= What to produce =
Where does the string "title" occur in the records below? Copy every line that holds it.

----- Data for this exercise

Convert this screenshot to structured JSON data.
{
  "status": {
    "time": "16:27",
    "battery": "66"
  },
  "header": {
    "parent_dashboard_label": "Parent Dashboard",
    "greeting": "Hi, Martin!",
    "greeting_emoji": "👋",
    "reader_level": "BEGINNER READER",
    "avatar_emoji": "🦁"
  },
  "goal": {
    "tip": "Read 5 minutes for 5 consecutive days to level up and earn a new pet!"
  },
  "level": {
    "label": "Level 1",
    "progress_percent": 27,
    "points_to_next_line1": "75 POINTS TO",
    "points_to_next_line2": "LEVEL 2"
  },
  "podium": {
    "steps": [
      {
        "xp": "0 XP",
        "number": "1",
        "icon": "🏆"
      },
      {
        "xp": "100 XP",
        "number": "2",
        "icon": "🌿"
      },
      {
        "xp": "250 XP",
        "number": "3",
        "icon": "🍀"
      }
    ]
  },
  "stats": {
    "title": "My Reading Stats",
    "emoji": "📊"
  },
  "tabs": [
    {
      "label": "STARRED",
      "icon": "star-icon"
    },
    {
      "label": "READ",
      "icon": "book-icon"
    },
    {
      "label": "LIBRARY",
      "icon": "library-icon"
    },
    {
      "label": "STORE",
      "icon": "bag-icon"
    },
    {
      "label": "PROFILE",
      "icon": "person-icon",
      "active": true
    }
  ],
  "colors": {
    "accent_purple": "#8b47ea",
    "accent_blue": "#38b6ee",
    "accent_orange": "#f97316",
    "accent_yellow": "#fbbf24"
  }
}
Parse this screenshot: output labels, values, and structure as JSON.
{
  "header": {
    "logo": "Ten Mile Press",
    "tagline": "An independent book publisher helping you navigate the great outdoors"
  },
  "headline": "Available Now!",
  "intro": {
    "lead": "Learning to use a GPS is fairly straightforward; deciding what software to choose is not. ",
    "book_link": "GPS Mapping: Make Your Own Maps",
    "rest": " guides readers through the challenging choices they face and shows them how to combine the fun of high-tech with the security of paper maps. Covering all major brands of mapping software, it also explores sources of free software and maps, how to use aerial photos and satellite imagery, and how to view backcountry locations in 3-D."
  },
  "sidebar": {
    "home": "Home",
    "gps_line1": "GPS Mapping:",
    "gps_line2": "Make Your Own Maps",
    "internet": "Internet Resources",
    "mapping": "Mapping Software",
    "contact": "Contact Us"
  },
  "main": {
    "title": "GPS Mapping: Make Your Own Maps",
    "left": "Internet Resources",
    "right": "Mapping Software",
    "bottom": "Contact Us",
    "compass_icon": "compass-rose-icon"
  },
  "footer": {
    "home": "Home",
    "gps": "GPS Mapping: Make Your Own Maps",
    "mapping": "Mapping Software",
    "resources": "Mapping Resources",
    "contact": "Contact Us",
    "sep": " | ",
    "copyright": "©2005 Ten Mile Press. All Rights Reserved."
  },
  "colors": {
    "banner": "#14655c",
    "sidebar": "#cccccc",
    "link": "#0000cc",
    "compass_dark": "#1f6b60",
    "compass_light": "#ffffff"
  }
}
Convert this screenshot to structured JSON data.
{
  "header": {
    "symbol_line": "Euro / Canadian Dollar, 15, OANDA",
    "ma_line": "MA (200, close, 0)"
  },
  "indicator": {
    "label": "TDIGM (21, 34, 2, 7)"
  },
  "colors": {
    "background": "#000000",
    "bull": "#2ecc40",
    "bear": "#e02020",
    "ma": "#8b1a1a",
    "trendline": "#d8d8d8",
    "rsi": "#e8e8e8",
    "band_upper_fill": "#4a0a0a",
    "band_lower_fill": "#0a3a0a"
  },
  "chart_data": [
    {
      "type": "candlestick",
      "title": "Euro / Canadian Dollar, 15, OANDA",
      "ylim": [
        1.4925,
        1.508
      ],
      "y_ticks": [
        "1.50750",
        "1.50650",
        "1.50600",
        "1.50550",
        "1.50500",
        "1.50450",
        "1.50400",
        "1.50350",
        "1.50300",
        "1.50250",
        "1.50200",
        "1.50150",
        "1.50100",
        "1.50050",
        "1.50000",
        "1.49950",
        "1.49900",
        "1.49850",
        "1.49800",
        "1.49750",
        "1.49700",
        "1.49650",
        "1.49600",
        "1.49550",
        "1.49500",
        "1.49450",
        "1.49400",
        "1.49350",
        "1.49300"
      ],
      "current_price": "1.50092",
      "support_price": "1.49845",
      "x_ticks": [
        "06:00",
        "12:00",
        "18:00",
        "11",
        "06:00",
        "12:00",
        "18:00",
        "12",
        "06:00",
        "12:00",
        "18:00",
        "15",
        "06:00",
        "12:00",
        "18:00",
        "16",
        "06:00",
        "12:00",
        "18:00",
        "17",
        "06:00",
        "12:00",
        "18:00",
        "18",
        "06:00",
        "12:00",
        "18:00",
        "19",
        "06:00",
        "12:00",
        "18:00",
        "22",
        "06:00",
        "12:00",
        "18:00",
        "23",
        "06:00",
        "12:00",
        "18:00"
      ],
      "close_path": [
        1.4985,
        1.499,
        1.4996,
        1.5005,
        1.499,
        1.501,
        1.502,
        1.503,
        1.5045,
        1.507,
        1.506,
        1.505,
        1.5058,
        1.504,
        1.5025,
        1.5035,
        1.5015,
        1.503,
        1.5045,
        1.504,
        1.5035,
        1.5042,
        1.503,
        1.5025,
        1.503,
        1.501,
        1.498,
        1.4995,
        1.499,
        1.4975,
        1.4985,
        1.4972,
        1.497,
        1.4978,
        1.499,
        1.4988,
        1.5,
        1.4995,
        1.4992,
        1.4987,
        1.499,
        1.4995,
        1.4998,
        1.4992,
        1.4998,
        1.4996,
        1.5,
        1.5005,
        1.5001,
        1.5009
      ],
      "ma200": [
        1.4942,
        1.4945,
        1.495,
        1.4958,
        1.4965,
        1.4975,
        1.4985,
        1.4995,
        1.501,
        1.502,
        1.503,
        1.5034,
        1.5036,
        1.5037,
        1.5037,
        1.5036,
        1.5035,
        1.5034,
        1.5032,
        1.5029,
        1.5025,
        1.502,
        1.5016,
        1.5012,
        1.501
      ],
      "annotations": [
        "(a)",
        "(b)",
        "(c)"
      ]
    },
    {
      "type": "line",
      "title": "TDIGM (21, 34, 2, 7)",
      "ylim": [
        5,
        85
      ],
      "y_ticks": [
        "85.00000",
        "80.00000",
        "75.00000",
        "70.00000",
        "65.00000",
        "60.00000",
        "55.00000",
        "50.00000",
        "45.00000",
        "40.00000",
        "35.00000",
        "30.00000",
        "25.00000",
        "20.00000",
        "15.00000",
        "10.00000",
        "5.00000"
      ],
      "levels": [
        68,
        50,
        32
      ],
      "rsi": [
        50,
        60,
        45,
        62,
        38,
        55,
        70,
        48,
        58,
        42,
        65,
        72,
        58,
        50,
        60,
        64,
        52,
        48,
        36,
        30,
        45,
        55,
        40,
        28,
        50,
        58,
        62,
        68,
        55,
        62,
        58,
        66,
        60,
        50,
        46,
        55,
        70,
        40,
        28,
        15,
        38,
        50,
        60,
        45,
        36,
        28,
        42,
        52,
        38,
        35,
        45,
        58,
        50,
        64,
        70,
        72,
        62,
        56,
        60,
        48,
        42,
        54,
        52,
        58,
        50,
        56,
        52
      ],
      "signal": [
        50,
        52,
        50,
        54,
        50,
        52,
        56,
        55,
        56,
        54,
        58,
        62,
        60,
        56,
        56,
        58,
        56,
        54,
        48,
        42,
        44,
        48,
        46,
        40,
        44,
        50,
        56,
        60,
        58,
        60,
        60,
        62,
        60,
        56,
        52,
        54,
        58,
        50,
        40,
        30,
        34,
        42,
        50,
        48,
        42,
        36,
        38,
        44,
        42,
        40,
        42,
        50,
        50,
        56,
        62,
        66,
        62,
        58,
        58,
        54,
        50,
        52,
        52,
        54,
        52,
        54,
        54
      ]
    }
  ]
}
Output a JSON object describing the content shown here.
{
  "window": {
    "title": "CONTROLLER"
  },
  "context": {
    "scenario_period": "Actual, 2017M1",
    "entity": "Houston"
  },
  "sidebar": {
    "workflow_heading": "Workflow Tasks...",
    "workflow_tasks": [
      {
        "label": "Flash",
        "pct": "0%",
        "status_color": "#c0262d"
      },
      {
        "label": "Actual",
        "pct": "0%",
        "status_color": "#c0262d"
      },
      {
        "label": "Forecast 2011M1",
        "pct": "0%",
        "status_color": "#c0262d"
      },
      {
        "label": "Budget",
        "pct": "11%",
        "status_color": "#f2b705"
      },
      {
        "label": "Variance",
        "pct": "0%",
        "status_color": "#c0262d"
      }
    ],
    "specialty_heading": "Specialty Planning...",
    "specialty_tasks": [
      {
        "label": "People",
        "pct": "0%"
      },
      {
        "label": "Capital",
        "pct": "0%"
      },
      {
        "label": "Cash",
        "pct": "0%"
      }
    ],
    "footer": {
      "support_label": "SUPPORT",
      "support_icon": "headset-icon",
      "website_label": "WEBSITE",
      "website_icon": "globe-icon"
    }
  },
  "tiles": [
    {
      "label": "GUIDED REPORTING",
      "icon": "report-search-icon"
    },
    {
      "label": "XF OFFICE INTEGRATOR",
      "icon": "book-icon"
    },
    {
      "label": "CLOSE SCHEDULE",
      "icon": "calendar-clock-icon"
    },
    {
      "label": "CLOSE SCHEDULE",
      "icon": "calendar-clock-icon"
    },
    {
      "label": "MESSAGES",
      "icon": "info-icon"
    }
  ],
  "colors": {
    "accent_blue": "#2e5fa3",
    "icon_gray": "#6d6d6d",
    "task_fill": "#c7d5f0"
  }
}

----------

= Worked solution =
    "title": "My Reading Stats",
    "title": "GPS Mapping: Make Your Own Maps",
      "title": "Euro / Canadian Dollar, 15, OANDA",
      "title": "TDIGM (21, 34, 2, 7)",
    "title": "CONTROLLER"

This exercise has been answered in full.